▽

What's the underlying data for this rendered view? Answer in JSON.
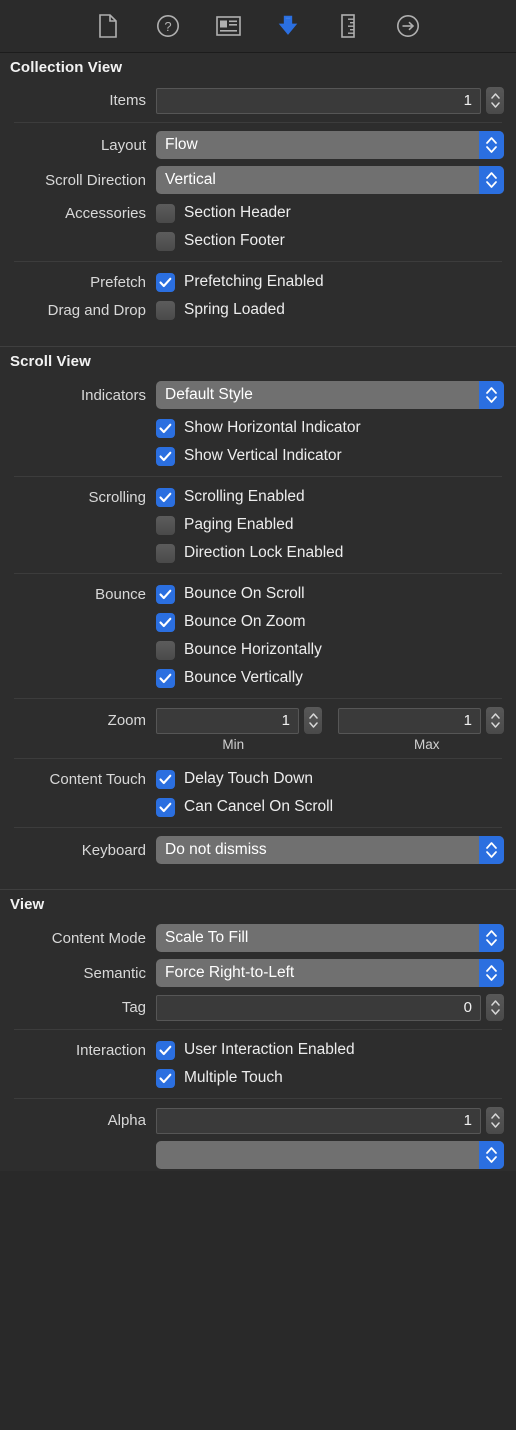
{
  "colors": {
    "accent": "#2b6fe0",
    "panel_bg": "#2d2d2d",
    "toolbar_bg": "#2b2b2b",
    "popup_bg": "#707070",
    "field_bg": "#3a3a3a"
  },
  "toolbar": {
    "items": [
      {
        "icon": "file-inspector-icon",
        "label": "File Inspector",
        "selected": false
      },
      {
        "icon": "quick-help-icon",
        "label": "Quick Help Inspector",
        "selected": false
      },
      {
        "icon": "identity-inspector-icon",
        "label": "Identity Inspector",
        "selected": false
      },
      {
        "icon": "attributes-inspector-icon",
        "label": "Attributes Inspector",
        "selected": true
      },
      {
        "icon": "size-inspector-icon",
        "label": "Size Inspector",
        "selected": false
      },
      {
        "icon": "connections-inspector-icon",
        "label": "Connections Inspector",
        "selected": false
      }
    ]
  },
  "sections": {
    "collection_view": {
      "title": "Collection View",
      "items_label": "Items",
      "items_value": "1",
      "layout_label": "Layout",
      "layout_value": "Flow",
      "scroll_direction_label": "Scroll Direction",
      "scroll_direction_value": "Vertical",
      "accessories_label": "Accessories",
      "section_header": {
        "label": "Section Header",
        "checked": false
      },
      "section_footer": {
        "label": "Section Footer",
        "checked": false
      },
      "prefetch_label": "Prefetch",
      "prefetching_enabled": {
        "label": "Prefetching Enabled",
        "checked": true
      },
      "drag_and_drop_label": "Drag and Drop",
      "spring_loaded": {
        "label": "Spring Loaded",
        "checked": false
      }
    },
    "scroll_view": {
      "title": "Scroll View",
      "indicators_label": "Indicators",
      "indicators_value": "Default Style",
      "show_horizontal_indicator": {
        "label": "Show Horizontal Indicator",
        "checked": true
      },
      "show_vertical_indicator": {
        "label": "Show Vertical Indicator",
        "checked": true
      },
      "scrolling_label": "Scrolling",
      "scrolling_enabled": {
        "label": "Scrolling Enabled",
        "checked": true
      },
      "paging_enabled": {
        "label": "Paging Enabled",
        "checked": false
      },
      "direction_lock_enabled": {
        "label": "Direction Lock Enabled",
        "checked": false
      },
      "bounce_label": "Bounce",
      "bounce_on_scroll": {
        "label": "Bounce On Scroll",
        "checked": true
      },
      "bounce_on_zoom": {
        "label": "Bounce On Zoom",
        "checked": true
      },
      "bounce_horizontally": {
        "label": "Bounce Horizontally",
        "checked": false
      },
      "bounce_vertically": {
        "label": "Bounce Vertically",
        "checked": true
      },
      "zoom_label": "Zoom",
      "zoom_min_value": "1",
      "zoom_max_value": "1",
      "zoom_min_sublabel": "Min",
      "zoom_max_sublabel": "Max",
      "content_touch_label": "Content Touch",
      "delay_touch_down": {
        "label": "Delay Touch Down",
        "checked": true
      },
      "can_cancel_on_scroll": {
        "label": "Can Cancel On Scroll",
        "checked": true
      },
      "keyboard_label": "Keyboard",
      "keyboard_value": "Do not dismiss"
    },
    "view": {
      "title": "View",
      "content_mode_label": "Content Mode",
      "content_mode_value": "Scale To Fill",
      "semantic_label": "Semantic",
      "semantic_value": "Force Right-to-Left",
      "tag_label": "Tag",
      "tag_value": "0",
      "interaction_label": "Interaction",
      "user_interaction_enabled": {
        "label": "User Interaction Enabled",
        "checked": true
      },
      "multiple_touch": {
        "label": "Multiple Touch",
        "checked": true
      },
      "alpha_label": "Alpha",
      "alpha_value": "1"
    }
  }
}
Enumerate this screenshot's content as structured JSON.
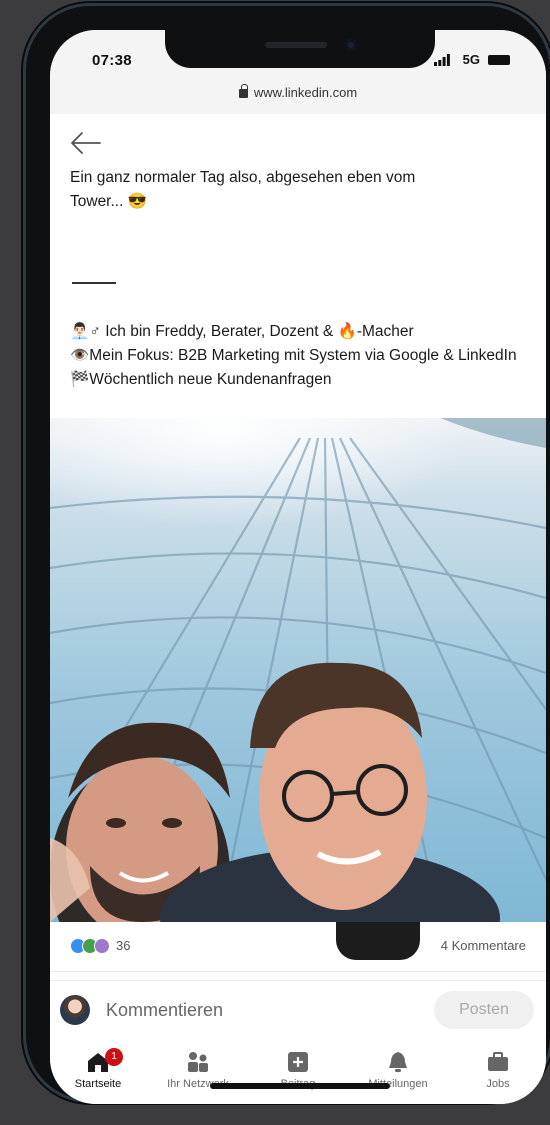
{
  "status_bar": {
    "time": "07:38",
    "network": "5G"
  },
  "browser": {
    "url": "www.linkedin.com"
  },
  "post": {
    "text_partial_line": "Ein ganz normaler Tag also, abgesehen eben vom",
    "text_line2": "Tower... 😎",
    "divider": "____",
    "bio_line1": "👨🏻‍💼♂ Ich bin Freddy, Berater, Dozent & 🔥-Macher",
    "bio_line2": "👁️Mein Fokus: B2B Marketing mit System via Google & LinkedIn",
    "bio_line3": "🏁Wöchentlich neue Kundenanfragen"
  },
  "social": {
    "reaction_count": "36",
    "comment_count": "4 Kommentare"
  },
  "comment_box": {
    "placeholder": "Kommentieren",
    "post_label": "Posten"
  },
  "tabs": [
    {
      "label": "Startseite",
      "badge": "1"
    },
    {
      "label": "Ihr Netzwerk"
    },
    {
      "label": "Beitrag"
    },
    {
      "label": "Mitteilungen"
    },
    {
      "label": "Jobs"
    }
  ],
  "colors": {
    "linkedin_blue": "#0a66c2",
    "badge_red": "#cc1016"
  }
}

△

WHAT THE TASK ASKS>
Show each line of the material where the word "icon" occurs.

TASK RESULT>
        "icon": "file-inspector-icon",
        "icon": "quick-help-icon",
        "icon": "identity-inspector-icon",
        "icon": "attributes-inspector-icon",
        "icon": "size-inspector-icon",
        "icon": "connections-inspector-icon",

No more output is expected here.